Cameroon: What love is all about
Emmanuel is 22 years old and is living with HIV. He has a bright spark of enthusiasm when talking about his life. He works as a cook in Yaounde, Cameroon. Accepting both his homosexuality and his HIV positive status in a hostile environment has given him cause for reflection.
‘Cameroon is quite an unforgiving country for homosexuals. There are laws to suppress homosexuality and this is supported by many people in Cameroon. Discrimination runs deep within families. People living with HIV also face a lot of stigma and discrimination – therefore it is terrible if you are a homosexual living with HIV.
When I was a kid I was never into the kind of games ‘real’ boys liked. This really frustrated my parents. As I grew up, I felt more and more attracted to men but realized that I would never be able to freely love a man in Cameroon.
In my teens I met Julio. He was much older than me, and he helped me discover what love is about –what my body and heart were longing for. It was at this time that I think I contracted HIV. I met him secretly so that no one knew, but my family began to suspect. They accused me of ‘not being virile’ or as macho as my friends. I was scared by their questions and harassment. My family seemed to be looking for evidence by searching through my things.
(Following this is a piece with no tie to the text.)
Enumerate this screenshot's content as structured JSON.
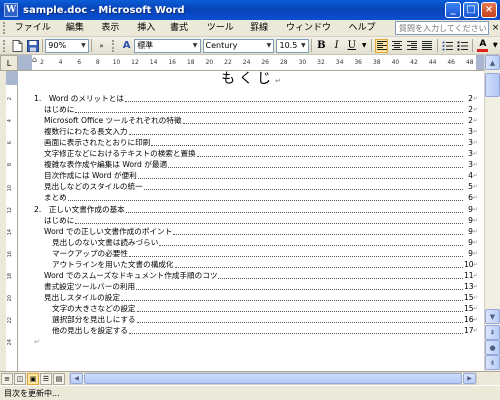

Finally I cracked, and I told them I was gay and HIV positive. This was the beginning of hell. I was brutally rejected by everybody I knew. I was assigned a specific space in our home. I couldn’t mix with others and I was given separate dishes to eat from, a place to cook my food and when I became seriously ill, nobody helped me. Eventually, a neighbour took me to hospital. It was then a gay friend told about the MESDINE project run by Cameroon National Association for Family Welfare (CAMNAFAW) where I could go to safely meet with others and also receive non-judgemental counselling, support and sexual health information. This was the most important moment of my life! It was like being born again. I’ve met people like me and people totally different from me but who accept me. Nobody judges one another. I have made so many friends and have been given information about how to take care of myself.
The hatred in me has gone. I’m happy with myself, I’ve reconciled my conscience and I’ve even tried to start a dialogue with my parents.’